Written by: Adam Vaughn | October 28th, 2020
May the Devil Take You Too (Timo Tjahjanto, 2020) 3 out of 4 stars.
As far as horror sequels are concerned, a continuing franchise must add some new and interesting elements to the story, ones that propel the protagonists forward and bring the stakes and obstacles to new levels. For director Timo Tjahjanto’s newest film, May the Devil Take You Too, succeeds in being in the same vein as the original May the Devil Take You,with a similar style in horror imagery and fast-paced editing. Yet, in an attempt to create a grander and more intense world of horror for the main characters, May the Devil Take You Too errs on the side of over-the-top story points and overused tropes to carry a plot possibly too similar to the first one, but without the raw, honest storytelling.
May the Devil Take You Too returns the characters of Alfie (Chelsea Islan, Headshot) and Nara (Hadijah Shahab, The 3rd Eye 2) to the demonic scene from which they escaped two years ago. When a group of orphans kidnap the two sisters in an attempt to solve their own diabolic problems, Alfie and Nara must once again battle the deadly opponents to save their lives. But at what cost can Alfie and Nara survive this new round of supernatural terror?
May the Devil Take You Too utilizes the same conventions in the first film that effectively deliver scares, gruesomeness and even surprises that the first May the Devil Take You film successfully achieved. The similar cinematic style, use of various colors and textures to emphasize graphic and terrifying imagery, and the breakneck editing of the film once again do director Tjahjanto justice, as he continues to push the boundaries of the story with new and chilling ways to keep the audience engaged.
But for all of Tjahjanto’s clever aesthetic, May the Devil Take You Too seems narratively a bit pointless at times. Sure, newer and interesting characters are introduced, with an extremely loose connection to the protagonists and a borderline coincidental way of moving the story forward, but one cannot help but feel a forced objective to go above and beyond the first film, at the cost of maybe trying too many bland and uninteresting twists and turns.

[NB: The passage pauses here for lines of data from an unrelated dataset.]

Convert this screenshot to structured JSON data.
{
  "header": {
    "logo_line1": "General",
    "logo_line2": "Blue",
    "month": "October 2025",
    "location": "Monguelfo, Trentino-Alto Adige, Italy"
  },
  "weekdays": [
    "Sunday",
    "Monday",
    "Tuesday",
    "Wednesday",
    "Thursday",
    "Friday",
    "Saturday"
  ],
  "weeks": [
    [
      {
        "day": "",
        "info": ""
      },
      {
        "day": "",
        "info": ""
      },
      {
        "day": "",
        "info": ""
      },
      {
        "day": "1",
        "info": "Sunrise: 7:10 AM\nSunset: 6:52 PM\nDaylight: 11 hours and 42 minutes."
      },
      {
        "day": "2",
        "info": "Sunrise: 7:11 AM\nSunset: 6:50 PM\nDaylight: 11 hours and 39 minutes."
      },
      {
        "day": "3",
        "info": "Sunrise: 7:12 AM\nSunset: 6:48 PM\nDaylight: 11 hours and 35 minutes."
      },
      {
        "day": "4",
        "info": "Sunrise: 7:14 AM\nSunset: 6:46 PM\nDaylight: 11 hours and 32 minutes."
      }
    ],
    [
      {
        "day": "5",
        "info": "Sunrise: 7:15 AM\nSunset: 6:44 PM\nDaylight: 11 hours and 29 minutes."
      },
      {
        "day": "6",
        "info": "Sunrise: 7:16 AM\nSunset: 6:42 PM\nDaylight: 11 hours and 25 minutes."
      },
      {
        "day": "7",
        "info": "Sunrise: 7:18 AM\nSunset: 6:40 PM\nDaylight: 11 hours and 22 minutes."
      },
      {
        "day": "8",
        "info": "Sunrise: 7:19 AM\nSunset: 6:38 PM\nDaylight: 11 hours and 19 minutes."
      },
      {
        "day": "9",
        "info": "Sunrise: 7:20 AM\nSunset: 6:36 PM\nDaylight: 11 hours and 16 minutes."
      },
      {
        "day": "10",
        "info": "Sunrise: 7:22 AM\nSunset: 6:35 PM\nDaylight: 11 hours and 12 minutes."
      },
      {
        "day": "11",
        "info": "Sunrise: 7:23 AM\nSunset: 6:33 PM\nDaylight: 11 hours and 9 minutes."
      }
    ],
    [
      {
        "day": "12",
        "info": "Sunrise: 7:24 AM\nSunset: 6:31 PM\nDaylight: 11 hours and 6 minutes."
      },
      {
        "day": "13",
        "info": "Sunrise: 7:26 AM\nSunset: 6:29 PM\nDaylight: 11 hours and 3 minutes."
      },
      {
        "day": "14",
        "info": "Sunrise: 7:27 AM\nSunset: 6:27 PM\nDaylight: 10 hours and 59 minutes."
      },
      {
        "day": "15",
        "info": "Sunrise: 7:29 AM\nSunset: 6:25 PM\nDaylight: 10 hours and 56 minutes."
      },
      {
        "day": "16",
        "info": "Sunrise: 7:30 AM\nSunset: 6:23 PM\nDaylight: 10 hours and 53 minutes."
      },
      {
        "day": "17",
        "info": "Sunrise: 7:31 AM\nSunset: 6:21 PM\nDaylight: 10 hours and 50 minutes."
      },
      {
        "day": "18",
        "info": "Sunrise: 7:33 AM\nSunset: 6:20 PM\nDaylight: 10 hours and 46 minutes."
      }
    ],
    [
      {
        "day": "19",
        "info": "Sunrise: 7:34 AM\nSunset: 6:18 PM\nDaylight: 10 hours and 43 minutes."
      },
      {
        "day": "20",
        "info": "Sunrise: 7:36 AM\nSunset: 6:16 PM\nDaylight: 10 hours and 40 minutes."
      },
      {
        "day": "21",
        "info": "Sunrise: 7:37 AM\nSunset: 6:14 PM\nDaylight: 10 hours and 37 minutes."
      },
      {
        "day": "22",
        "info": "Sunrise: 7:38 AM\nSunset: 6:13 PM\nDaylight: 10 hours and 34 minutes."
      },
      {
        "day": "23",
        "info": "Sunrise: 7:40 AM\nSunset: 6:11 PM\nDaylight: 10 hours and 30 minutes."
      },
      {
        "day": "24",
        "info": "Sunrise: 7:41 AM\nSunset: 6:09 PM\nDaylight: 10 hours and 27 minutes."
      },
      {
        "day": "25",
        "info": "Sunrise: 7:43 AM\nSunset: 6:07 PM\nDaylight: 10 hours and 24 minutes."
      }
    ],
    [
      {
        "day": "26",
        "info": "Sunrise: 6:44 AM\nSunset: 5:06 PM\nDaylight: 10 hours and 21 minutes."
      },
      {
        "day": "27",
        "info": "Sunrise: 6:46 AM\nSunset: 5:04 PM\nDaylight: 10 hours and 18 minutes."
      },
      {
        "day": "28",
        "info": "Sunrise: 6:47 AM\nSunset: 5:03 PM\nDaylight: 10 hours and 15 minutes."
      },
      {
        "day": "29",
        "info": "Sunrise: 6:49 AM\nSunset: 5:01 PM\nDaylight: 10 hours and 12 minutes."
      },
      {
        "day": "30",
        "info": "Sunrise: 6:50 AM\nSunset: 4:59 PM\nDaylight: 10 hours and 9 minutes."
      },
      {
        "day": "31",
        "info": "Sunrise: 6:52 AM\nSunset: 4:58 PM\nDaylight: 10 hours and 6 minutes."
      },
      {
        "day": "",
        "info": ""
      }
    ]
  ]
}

While the overall story arc lacks the fresh, cohesive form of May the Devil Take You, this film still makes good in providing a scary, supernatural addition to the franchise, and expanding on Alfie’s journey as a heroine. In many ways, May the Devil Take You Too comes with a sense of empowerment for Chelsea Islan’s character, and her performance, mixed with the film’s intense and winding tone, still succeeds in delivering a suspenseful and entertaining narrative.
In total, May the Devil Take You Too will certainly please viewers who found a memorable chill and thrill in the first installment, and possibly even get the narrative closure that May the Devil Take You intentionally left open. For the viewer looking to see a solid film trumped by its sequel in content and style, May the Devil Take You Too falls flat attempting to do it better. This, however, does not take away from the shock value and fine horror elements of the movie.